### YOUR GOAL
Tally the lines in the material below that hold the string "title" and report the tally alone.

• • • • • • •

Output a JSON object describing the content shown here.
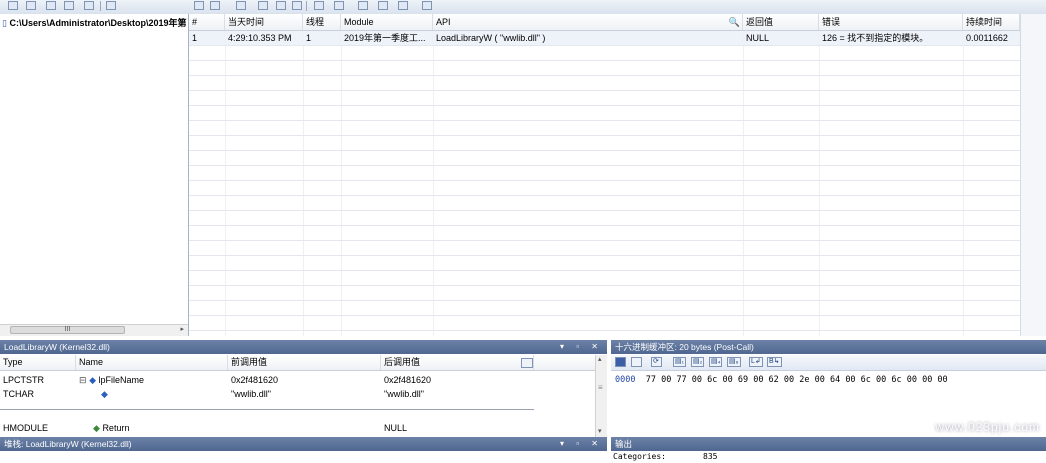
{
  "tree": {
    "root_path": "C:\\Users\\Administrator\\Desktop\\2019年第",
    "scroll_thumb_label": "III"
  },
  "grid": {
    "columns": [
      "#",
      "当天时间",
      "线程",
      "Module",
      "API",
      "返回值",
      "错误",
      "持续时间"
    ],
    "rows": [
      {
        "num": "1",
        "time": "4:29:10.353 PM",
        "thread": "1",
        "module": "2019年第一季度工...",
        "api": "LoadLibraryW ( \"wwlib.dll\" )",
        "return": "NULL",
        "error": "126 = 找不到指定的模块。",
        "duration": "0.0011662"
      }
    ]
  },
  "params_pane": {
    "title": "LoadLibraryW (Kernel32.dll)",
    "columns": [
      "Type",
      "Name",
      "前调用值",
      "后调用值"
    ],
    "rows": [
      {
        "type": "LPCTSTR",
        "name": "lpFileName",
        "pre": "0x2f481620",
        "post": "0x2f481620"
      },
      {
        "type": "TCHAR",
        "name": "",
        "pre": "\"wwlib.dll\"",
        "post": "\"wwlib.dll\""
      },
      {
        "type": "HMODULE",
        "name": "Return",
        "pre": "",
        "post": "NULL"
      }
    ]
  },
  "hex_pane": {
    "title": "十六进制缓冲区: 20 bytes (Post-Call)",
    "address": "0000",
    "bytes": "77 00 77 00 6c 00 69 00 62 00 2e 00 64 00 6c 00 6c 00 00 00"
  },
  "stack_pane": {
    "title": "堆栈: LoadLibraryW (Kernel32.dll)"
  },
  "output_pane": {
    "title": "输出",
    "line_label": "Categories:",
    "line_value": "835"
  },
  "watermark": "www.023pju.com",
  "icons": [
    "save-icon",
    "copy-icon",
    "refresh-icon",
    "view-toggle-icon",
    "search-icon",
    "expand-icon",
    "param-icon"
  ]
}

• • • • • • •

### RESPONSE TO THE TASK
4